Publication Date: Friday, September 14, 2001|
From a distance
From a distance
(September 14, 2001) Weekly reporter used to cover the Pentagon
by Geoff S. Fein
For almost a year I spent every Tuesday morning at the Pentagon. I walked the hallways of the world's largest office building as a reporter for "Inside the Navy." I wrote about the Navy and Marine Corps. and got to know a lot of Marine Corps personnel on the upper floors of the Pentagon -- the same floors where a commercial jet hit on Tuesday morning; the same time I would have been there.
My colleagues at "Inside the Navy" and the four other military publications have all been accounted for. I don't know about my friends in the military.

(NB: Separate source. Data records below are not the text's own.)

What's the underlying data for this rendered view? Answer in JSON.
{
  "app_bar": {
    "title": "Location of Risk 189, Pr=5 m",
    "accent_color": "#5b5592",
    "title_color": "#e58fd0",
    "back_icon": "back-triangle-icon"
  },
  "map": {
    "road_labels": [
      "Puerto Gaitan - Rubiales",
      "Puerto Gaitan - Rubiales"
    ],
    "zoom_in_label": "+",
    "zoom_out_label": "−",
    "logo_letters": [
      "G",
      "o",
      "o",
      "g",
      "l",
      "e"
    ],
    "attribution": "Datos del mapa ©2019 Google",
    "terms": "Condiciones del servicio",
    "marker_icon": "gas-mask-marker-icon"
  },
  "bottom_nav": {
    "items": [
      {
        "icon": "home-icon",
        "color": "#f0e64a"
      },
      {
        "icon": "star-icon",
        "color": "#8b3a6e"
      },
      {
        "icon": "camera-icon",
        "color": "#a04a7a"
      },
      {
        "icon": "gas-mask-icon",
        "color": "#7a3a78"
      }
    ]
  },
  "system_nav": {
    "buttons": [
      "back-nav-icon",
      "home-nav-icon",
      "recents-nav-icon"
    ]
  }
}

My office was on the 14th floor of Crystal Gateway One, a 16-story office building a few blocks from the Pentagon. I could walk to the Pentagon, flash my identification to the guards at the back door and stroll in.
Keith Costa, a colleague of mine, and I had desks with views overlooking Washington, D.C., from the Pentagon to the Capitol Building. Keith told me the view was dust and debris on Tuesday. He felt the explosion. A few minutes later he was told to go home by the publisher. It took Keith four hours to drive home, a trip I recall would normally take 20 to 30 minutes.
It's weird sitting here thousands of miles away and thinking I may know someone possibly killed in Tuesday's terrorist attack at the Pentagon. I may have known people killed in the terrorist attack in New York too, but the attack on the Pentagon hit closer to home. I worked there and more than likely would have been there Tuesday morning. I can't say I would have been injured or killed, but I would have been there.
When word of the attack came over my car radio, I began to shake. It's a weird feeling.
The Pentagon is a gigantic maze that took me weeks to figure out how to maneuver. When a friend came to work at "Inside the Air Force," I tried to show him around the Pentagon. We ended up getting lost. I eventually figured out how to get from 6E, the back side of the top floor, to the subway station. I know the floors that were destroyed. I know the building that may be gone forever. Whatever anyone's view of the military, the Pentagon was an awesome sight.
Most of the offices I hung out in were along the fifth and sixth floor. Gen. William Whitlow, head of Marine Corps Expeditionary Warfare, had his office on the fifth floor. Col. Frederick Olsen, who was once Whitlow's executive assistant, is now assistant to the Secretary of the Navy. His office is around the corner, but well within the area taken out by the commercial jet.
Sure, both Whitlow and Olsen could have been out of the office; "TDY" as the military folks call it. I sure hope so. But this is also the time the Senate and House Appropriations Committees release their reports on military expenditures. Whitlow, as head of Expeditionary Warfare, would need to see that information to determine if the ships he needs will get money. Maybe he was late to work Tuesday.
When I first went to Europe in 1972, I recall being in Paris a few days after a terrorist bombing at Charles de Gaulle airport. I remember going through intensive airport security when I left France for home. When I flew home from Berlin in 1989, I remember going through intensive security at a stop in Frankfurt when a piece of luggage couldn't be matched up with its owner.
The attack on the Pentagon hit closer to home. I worked there, got to know the military personnel, the staff in the food court, in the stores, in the corridors.
All I can do now is shake my head in dismay.
I don't think; "it could have been me." No, I think about the people I know and hope it didn't happen to them.
Geoff S. Fein is a staff writer for the Weekly.